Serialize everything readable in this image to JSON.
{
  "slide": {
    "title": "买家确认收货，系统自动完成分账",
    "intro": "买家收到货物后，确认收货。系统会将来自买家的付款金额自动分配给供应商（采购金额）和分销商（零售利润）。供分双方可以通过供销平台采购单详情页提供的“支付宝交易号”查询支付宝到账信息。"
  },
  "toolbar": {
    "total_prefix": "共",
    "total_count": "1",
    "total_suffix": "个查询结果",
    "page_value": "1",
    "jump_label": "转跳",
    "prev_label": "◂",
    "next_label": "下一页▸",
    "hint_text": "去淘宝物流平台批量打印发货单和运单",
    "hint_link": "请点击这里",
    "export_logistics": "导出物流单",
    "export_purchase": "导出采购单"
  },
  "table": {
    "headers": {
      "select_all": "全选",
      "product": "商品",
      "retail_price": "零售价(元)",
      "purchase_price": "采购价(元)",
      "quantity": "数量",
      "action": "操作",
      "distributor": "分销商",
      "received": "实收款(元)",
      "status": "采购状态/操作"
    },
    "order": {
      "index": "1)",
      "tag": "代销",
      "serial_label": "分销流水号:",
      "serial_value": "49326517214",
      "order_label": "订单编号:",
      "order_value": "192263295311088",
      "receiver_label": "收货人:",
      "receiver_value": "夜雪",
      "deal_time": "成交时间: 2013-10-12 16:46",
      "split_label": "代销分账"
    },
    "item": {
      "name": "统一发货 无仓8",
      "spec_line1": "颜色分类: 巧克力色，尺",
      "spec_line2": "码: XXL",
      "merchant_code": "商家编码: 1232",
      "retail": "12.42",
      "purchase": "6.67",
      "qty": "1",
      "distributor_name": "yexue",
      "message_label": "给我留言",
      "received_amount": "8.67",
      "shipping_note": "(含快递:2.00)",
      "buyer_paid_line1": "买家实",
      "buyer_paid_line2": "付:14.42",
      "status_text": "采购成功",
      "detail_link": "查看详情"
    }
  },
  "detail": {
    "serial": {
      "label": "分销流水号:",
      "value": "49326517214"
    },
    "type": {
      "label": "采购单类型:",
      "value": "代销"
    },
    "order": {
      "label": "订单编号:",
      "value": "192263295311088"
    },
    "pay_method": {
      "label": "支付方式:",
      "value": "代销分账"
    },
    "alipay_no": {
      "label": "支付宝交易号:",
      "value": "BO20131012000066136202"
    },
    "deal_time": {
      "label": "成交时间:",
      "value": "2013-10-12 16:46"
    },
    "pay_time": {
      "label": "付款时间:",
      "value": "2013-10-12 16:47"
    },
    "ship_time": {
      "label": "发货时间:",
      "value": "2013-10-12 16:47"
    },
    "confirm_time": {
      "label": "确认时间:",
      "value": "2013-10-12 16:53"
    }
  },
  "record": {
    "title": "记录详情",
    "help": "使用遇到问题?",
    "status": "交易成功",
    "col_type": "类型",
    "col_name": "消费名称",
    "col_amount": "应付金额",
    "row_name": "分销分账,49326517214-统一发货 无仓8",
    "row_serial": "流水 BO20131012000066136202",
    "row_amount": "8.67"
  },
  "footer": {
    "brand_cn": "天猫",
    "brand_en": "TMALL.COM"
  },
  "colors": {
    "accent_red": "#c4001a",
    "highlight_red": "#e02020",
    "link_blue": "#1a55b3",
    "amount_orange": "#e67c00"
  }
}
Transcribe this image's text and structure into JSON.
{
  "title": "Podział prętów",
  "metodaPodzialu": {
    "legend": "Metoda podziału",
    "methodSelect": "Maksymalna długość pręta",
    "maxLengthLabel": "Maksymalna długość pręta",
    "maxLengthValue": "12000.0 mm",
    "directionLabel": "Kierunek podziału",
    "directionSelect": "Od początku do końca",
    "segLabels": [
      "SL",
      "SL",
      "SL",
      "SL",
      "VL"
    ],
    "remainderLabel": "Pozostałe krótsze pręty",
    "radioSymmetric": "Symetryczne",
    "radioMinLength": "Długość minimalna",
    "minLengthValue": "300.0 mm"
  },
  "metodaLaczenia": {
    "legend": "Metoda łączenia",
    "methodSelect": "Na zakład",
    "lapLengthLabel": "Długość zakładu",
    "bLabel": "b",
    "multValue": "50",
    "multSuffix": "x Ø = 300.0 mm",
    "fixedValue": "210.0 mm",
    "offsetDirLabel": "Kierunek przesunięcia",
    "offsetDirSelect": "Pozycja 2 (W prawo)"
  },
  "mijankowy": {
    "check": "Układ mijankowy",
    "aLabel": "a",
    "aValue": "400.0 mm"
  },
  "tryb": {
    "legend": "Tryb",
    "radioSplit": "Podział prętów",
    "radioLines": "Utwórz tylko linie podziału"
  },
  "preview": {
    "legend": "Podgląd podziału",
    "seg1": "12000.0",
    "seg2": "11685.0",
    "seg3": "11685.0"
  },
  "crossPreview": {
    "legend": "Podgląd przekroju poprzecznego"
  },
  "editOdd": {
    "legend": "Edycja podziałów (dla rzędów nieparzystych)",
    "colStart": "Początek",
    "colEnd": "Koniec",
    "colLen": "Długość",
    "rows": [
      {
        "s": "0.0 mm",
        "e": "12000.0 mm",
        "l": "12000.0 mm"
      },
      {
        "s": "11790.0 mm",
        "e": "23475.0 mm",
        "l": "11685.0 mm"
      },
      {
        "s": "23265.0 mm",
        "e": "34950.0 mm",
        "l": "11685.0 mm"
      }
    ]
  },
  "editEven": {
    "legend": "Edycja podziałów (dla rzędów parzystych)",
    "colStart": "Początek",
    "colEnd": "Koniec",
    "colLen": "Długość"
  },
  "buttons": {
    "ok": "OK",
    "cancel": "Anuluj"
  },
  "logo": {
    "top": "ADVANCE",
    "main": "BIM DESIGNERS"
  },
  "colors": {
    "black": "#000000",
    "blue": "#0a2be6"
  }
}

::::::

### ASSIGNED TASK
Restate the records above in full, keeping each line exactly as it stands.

### RESPONSE TO THE EXERCISE
Serialize everything readable in this image to JSON.
{
  "slide": {
    "title": "买家确认收货，系统自动完成分账",
    "intro": "买家收到货物后，确认收货。系统会将来自买家的付款金额自动分配给供应商（采购金额）和分销商（零售利润）。供分双方可以通过供销平台采购单详情页提供的“支付宝交易号”查询支付宝到账信息。"
  },
  "toolbar": {
    "total_prefix": "共",
    "total_count": "1",
    "total_suffix": "个查询结果",
    "page_value": "1",
    "jump_label": "转跳",
    "prev_label": "◂",
    "next_label": "下一页▸",
    "hint_text": "去淘宝物流平台批量打印发货单和运单",
    "hint_link": "请点击这里",
    "export_logistics": "导出物流单",
    "export_purchase": "导出采购单"
  },
  "table": {
    "headers": {
      "select_all": "全选",
      "product": "商品",
      "retail_price": "零售价(元)",
      "purchase_price": "采购价(元)",
      "quantity": "数量",
      "action": "操作",
      "distributor": "分销商",
      "received": "实收款(元)",
      "status": "采购状态/操作"
    },
    "order": {
      "index": "1)",
      "tag": "代销",
      "serial_label": "分销流水号:",
      "serial_value": "49326517214",
      "order_label": "订单编号:",
      "order_value": "192263295311088",
      "receiver_label": "收货人:",
      "receiver_value": "夜雪",
      "deal_time": "成交时间: 2013-10-12 16:46",
      "split_label": "代销分账"
    },
    "item": {
      "name": "统一发货 无仓8",
      "spec_line1": "颜色分类: 巧克力色，尺",
      "spec_line2": "码: XXL",
      "merchant_code": "商家编码: 1232",
      "retail": "12.42",
      "purchase": "6.67",
      "qty": "1",
      "distributor_name": "yexue",
      "message_label": "给我留言",
      "received_amount": "8.67",
      "shipping_note": "(含快递:2.00)",
      "buyer_paid_line1": "买家实",
      "buyer_paid_line2": "付:14.42",
      "status_text": "采购成功",
      "detail_link": "查看详情"
    }
  },
  "detail": {
    "serial": {
      "label": "分销流水号:",
      "value": "49326517214"
    },
    "type": {
      "label": "采购单类型:",
      "value": "代销"
    },
    "order": {
      "label": "订单编号:",
      "value": "192263295311088"
    },
    "pay_method": {
      "label": "支付方式:",
      "value": "代销分账"
    },
    "alipay_no": {
      "label": "支付宝交易号:",
      "value": "BO20131012000066136202"
    },
    "deal_time": {
      "label": "成交时间:",
      "value": "2013-10-12 16:46"
    },
    "pay_time": {
      "label": "付款时间:",
      "value": "2013-10-12 16:47"
    },
    "ship_time": {
      "label": "发货时间:",
      "value": "2013-10-12 16:47"
    },
    "confirm_time": {
      "label": "确认时间:",
      "value": "2013-10-12 16:53"
    }
  },
  "record": {
    "title": "记录详情",
    "help": "使用遇到问题?",
    "status": "交易成功",
    "col_type": "类型",
    "col_name": "消费名称",
    "col_amount": "应付金额",
    "row_name": "分销分账,49326517214-统一发货 无仓8",
    "row_serial": "流水 BO20131012000066136202",
    "row_amount": "8.67"
  },
  "footer": {
    "brand_cn": "天猫",
    "brand_en": "TMALL.COM"
  },
  "colors": {
    "accent_red": "#c4001a",
    "highlight_red": "#e02020",
    "link_blue": "#1a55b3",
    "amount_orange": "#e67c00"
  }
}
Transcribe this image's text and structure into JSON.
{
  "title": "Podział prętów",
  "metodaPodzialu": {
    "legend": "Metoda podziału",
    "methodSelect": "Maksymalna długość pręta",
    "maxLengthLabel": "Maksymalna długość pręta",
    "maxLengthValue": "12000.0 mm",
    "directionLabel": "Kierunek podziału",
    "directionSelect": "Od początku do końca",
    "segLabels": [
      "SL",
      "SL",
      "SL",
      "SL",
      "VL"
    ],
    "remainderLabel": "Pozostałe krótsze pręty",
    "radioSymmetric": "Symetryczne",
    "radioMinLength": "Długość minimalna",
    "minLengthValue": "300.0 mm"
  },
  "metodaLaczenia": {
    "legend": "Metoda łączenia",
    "methodSelect": "Na zakład",
    "lapLengthLabel": "Długość zakładu",
    "bLabel": "b",
    "multValue": "50",
    "multSuffix": "x Ø = 300.0 mm",
    "fixedValue": "210.0 mm",
    "offsetDirLabel": "Kierunek przesunięcia",
    "offsetDirSelect": "Pozycja 2 (W prawo)"
  },
  "mijankowy": {
    "check": "Układ mijankowy",
    "aLabel": "a",
    "aValue": "400.0 mm"
  },
  "tryb": {
    "legend": "Tryb",
    "radioSplit": "Podział prętów",
    "radioLines": "Utwórz tylko linie podziału"
  },
  "preview": {
    "legend": "Podgląd podziału",
    "seg1": "12000.0",
    "seg2": "11685.0",
    "seg3": "11685.0"
  },
  "crossPreview": {
    "legend": "Podgląd przekroju poprzecznego"
  },
  "editOdd": {
    "legend": "Edycja podziałów (dla rzędów nieparzystych)",
    "colStart": "Początek",
    "colEnd": "Koniec",
    "colLen": "Długość",
    "rows": [
      {
        "s": "0.0 mm",
        "e": "12000.0 mm",
        "l": "12000.0 mm"
      },
      {
        "s": "11790.0 mm",
        "e": "23475.0 mm",
        "l": "11685.0 mm"
      },
      {
        "s": "23265.0 mm",
        "e": "34950.0 mm",
        "l": "11685.0 mm"
      }
    ]
  },
  "editEven": {
    "legend": "Edycja podziałów (dla rzędów parzystych)",
    "colStart": "Początek",
    "colEnd": "Koniec",
    "colLen": "Długość"
  },
  "buttons": {
    "ok": "OK",
    "cancel": "Anuluj"
  },
  "logo": {
    "top": "ADVANCE",
    "main": "BIM DESIGNERS"
  },
  "colors": {
    "black": "#000000",
    "blue": "#0a2be6"
  }
}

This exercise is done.